Allergies to either environmental allergens such as plants, dusts, and moulds, or allergies to certain foods, may cause ear infections. Your dog can be tested for allergies. If positive, special foods can be prescribed, as well as allergy serum injections if they are allergic to
environmental allergens. Adult dogs should be examined by a veterinarian at least once a year and seniors should visit the vet twice. It is also important for pet owners to regularly
examine their pets from head to toe, including looking inside the ears. If disease or discomfort is suspected, prompt evaluation by a veterinarian is important to prevent development of severe infections.

Diagnosis: Kennel Cough – Symptoms and Treatment

If your dog spends a good deal of time around other dogs, he may be at risk of contracting kennel cough. A common infection also referred to as tracheobronchitis or bordetella, kennel cough is a highly contagious form of bronchitis that affects a dog’s trachea. It is rarely serious, however, and often sorts itself out in one to two weeks.

Causes

Kennel cough is caused by airborne bacteria and viruses and is contracted when a dog is exposed to multiple versions of these pathogens. Therefore, dogs that spend time around other dogs, such as in dog shows and kennels (hence the name!) are most at risk.

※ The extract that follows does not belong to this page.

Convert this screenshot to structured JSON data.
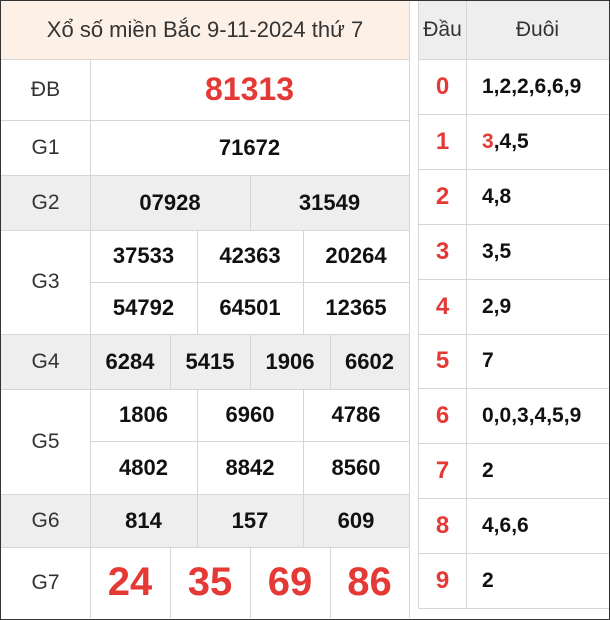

Symptoms

Basically, your pooch will appear to have a nasty cold. Symptoms usually begin to appear three to five days after exposure. A harsh, hacking cough is the usual telltale sign, along with sneezing and retching, and some dogs will produce a foamy white discharge, your should take your dog to the vet if you see these symtoms. The average length of infection is seven to 10 days. Some dogs may become lethargic when infected, but others can carry on being their active and happy selves, eating, sleeping and playing normally.

Treatment

According to Ian Buffett, DVM, who runs a mobile service in the Toronto area, the best treatment for kennel cough is to isolate your dog from other dogs and let the infection run its course. If the infection lingers, however, antibiotics are recommended. In some cases, cough suppressants are also prescribed.

Prevention

If your dog will be spending time around other dogs, try to ensure the space is well ventilated due to the airborne nature of the infection. As well, be sure to keep your dog’s toys and food bowls separate from other dogs. Immunization is available but, because of the multiple pathogens involved, it is impossible to keep a dog fully immunized from kennel cough. “A vaccine will reduce the severity of the illness, if a dog is exposed. It won’t get as sick for the duration of protection,” says Dr. Buffett.

For dogs that are at risk of exposure to kennel cough, vaccination once a year is recommended. In fact, many kennels require proof of vaccination. It is a good idea to vaccinate your dog a few weeks before the potential exposure in order to allow immunity to build up. Dr. Buffett also reminds pet owners that a dog with a strong immune system has a better chance at fighting infection. Optimum nutrition and exercise go a long way in keeping your pet happy and healthy.